Hinchingbrooke, Viscount Manningham-Buller, Rt. Hn. Sir R. Taylor, William (Bradford, N.)
Holland-Martin, C. J. Markham, Major Sir Frank Teeling, W.
Holt, A. F. Marlowe, A. A. H. Thomas, Leslie (Canterbury)
Hope, Lord John Marples, A. E. Thomas, P. J. M. (Conway)
Hornby, R. P. Marshall, Douglas Thompson, Kenneth (Walton)
Horobin, Sir Ian Maude, Angus Thompson, Lt.-Cdr. R. (Croydon, S.)
Horsbrugh, Rt. Hon. Dame Florence Maudling, Rt. Hon. R. Thorneycroft, Rt. Hon. P.
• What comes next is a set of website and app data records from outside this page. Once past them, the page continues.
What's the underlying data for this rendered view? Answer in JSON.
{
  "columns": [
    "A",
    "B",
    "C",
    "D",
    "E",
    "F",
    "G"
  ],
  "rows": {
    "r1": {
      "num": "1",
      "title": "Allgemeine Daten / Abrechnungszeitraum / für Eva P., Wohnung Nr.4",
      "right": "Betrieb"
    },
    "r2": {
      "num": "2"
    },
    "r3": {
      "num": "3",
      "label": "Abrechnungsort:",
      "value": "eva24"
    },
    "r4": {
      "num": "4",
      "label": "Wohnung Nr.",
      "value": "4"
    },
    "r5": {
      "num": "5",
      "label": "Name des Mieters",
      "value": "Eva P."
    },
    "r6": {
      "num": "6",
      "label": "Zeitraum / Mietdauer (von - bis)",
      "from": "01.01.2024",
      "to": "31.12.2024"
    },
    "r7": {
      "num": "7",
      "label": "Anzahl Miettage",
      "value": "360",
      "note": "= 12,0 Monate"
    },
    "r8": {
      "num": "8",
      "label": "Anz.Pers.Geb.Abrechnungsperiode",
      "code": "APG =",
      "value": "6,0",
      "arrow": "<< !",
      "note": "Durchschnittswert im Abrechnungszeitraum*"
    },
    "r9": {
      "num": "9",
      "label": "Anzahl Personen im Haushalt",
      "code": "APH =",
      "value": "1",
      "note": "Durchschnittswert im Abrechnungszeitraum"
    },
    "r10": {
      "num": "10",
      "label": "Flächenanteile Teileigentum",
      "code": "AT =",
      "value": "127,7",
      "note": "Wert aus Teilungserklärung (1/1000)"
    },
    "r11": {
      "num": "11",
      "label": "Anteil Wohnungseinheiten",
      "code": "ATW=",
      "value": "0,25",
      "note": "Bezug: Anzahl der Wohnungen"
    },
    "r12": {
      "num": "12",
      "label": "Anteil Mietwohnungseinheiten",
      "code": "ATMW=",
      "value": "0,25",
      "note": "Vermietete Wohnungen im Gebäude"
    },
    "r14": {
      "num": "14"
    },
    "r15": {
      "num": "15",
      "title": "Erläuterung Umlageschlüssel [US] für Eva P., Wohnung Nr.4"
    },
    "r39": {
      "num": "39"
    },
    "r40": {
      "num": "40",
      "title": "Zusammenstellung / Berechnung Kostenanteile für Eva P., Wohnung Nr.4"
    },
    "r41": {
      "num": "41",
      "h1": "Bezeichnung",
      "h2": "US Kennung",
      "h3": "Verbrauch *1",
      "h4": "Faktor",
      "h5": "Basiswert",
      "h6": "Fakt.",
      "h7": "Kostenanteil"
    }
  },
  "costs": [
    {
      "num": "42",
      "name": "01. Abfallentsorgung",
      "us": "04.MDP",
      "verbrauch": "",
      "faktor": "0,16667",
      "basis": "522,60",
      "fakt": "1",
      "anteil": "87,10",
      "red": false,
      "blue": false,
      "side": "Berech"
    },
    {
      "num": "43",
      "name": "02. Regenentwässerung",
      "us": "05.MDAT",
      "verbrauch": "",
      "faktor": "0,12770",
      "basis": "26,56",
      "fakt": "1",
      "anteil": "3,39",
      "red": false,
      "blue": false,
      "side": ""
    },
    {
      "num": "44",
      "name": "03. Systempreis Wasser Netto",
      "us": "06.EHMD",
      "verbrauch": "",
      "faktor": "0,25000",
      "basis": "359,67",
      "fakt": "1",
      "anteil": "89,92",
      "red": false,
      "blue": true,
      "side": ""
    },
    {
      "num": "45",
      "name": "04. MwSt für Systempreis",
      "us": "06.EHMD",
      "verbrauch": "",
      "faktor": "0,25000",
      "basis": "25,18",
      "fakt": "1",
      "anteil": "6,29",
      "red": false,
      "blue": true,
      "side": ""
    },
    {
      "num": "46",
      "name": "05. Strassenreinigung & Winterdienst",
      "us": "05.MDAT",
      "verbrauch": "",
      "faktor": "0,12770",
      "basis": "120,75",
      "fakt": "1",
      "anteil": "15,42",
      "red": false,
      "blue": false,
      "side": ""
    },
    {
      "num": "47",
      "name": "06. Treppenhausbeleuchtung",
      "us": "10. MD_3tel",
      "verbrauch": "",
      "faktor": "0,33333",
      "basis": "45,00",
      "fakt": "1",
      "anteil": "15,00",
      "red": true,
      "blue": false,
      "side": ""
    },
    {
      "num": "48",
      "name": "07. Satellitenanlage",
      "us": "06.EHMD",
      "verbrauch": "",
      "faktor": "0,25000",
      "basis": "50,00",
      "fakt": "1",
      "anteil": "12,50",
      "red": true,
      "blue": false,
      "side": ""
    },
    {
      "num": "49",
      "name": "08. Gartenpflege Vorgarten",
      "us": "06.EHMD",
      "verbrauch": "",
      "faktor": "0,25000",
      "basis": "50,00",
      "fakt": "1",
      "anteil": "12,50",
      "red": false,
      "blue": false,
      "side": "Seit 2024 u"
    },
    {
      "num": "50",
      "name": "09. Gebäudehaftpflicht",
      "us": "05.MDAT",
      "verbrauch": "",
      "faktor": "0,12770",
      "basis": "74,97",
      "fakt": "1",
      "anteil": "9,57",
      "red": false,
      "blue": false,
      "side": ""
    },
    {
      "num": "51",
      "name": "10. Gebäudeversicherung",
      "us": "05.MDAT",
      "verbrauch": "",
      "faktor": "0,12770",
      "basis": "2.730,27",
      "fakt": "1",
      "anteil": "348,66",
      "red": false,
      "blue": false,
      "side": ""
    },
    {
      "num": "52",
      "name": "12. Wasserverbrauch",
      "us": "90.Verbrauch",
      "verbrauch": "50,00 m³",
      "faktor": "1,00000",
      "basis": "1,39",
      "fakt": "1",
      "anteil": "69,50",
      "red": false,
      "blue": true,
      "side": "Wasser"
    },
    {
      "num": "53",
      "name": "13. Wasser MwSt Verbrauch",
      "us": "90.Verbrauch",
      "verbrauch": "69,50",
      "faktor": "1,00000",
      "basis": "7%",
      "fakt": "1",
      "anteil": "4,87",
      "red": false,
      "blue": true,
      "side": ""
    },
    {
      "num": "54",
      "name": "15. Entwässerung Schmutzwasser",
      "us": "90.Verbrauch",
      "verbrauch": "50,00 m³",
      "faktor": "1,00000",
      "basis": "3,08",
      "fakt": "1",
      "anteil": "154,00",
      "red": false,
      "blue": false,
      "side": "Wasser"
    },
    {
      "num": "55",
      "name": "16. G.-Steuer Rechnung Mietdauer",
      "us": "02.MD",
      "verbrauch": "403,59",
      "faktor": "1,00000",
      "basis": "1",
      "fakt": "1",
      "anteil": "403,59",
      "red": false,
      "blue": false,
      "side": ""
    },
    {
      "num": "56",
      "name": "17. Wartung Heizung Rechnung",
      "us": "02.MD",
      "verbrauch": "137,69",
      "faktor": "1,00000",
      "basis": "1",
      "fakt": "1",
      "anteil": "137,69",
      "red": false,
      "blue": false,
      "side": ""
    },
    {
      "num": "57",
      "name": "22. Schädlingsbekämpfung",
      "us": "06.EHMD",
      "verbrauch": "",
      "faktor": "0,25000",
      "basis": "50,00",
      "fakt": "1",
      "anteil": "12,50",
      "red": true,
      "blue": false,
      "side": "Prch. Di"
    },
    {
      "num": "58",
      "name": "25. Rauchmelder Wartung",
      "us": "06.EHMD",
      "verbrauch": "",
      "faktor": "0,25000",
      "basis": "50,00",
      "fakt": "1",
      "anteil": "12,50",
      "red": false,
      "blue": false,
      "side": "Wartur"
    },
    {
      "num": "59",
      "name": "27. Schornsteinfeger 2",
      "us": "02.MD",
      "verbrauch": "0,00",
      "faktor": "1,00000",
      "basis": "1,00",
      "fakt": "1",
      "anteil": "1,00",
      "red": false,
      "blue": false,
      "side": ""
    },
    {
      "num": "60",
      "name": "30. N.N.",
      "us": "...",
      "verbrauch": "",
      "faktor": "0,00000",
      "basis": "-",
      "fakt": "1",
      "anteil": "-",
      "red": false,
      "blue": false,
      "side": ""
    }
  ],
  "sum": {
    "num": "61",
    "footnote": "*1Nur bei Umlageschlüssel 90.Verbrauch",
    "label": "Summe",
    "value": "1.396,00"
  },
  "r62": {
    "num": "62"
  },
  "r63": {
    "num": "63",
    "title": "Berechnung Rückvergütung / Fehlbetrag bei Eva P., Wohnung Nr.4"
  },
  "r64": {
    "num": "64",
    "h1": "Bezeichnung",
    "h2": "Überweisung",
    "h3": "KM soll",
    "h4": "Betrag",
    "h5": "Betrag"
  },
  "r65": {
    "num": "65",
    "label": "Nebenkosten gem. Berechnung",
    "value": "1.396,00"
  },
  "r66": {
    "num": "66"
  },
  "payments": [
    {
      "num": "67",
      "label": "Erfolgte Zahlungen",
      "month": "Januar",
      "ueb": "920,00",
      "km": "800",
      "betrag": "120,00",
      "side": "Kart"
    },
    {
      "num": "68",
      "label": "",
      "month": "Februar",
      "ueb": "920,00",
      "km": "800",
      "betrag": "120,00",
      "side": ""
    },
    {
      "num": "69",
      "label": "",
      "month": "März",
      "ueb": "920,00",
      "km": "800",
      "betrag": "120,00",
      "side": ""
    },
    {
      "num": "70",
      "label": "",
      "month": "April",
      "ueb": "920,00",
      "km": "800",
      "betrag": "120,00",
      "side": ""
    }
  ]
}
Howard, Hon. Greville (St. Ives) Medlicott, Sir Frank Thornton-Kemsley, C. N.
Howard, John (Test) Milligan, Rt. Hon. W. R. Tiley, A. (Bradford, W.)
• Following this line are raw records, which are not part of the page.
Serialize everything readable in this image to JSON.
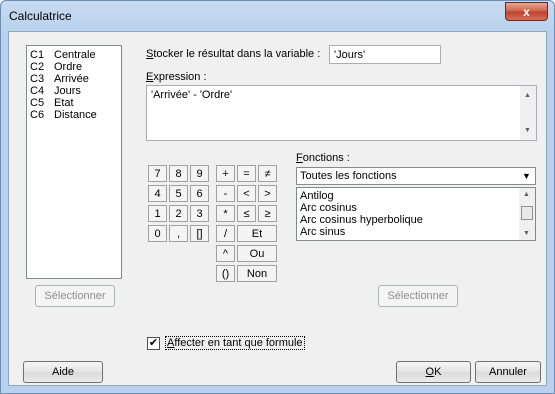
{
  "window": {
    "title": "Calculatrice",
    "close_label": "x"
  },
  "variables": [
    {
      "col": "C1",
      "name": "Centrale"
    },
    {
      "col": "C2",
      "name": "Ordre"
    },
    {
      "col": "C3",
      "name": "Arrivée"
    },
    {
      "col": "C4",
      "name": "Jours"
    },
    {
      "col": "C5",
      "name": "Etat"
    },
    {
      "col": "C6",
      "name": "Distance"
    }
  ],
  "store": {
    "label_prefix": "S",
    "label_rest": "tocker le résultat dans la variable :",
    "value": "'Jours'"
  },
  "expression": {
    "label_prefix": "E",
    "label_rest": "xpression :",
    "value": "'Arrivée' - 'Ordre'"
  },
  "keypad": {
    "r1": [
      "7",
      "8",
      "9",
      "+",
      "=",
      "≠"
    ],
    "r2": [
      "4",
      "5",
      "6",
      "-",
      "<",
      ">"
    ],
    "r3": [
      "1",
      "2",
      "3",
      "*",
      "≤",
      "≥"
    ],
    "r4": [
      "0",
      ",",
      "[]",
      "/",
      "Et"
    ],
    "r5": [
      "^",
      "Ou"
    ],
    "r6": [
      "()",
      "Non"
    ]
  },
  "functions": {
    "label_prefix": "F",
    "label_rest": "onctions :",
    "selected": "Toutes les fonctions",
    "items": [
      "Antilog",
      "Arc cosinus",
      "Arc cosinus hyperbolique",
      "Arc sinus"
    ]
  },
  "buttons": {
    "select_left": "Sélectionner",
    "select_right": "Sélectionner",
    "help": "Aide",
    "ok_prefix": "O",
    "ok_rest": "K",
    "cancel": "Annuler"
  },
  "formula": {
    "checked_mark": "✔",
    "label_prefix": "A",
    "label_rest": "ffecter en tant que formule"
  }
}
Hudson, W. R. A. (Hull, N.) Monckton, Rt. Hon. Sir Walter Touche, Sir Gordon
Hughes Hallett Vice-Admiral J. Morrison, John (Salisbury) Turner, H. F. L.
Hughes-Young, M. H. C. Mott-Radclyffe, C. E. Turton, Rt. Hon. R. H.
Hulbert, Sir Norman Nabarro, G. D. N. Vane, W. M. F.
Hurd, A. R. Nairn, D. L. S. Vaughan-Morgan, J. K.
Hutchison, Sir Ian Clark (E'b'gh, W.) Neave, Airey Vickers, Miss J. H.
Hylton-Foster, Sir H. B. H. Nicholls, Harmar Wakefield, Edward (Derbyshire, W.)
Iremonger, T, L. Nicholson, Godfrey (Farnham) Wakefield, Sir Wavell (St. M'lebone)
Irvine, Bryant Godman (Rye) Nicolson, N. (B'n'm'th, E. & Chr'ch) Ward, Dame Irene (Tynemouth)
Jenkins, Robert (Dulwich) Nugent, G. R. H. Waterhouse, Capt. Rt. Hon. C.
Jennings, J. C. (Burton) Oakshott, H. D. Watkinson, Rt. Hon. Harold
Johnson, Dr. Donald (Carlisle) O'Neill, Hn. Phelim (Co. Antrim, N.) Whitelaw, W. S. I.(Penrith & Border)
Johnson, Eric (Blackley) Ormsby-Gore, Hon. W. D. Williams, Paul (Sunderland, S.)
Jones, Rt. Hon. Aubrey (Hall Green) Orr, Capt. L. P. S. Williams, R. Dudley (Exeter)
Joseph, Sir Keith Orr-Ewing, Charles Ian (Hendon, N.) Wills, G. (Bridgwater)
Joynson-Hicks, Hon. Sir Lancelot Page, R. G. Wilson, Geoffrey (Truro)
Keegan, D. Pannell, N. A. (Kirkdale) Wood, Hon. R.
Kerby, Capt. H. B. Partridge, E. Woollam, john Victor
Kerr, H. W. Peyton, J. W. W. Yates, William (The Wrekin)
Kershaw, J. A. Pickthorn, K. W. M.
Kirk, P. M. Pilkington, Capt. R. A. TELLERS FOR THE NOES :
Lambert, Hon. G. Pitman, I. J. Mr. Heath and
Mr. T. G. D. Galbraith.

Question, That the Question be now put, put and agreed to.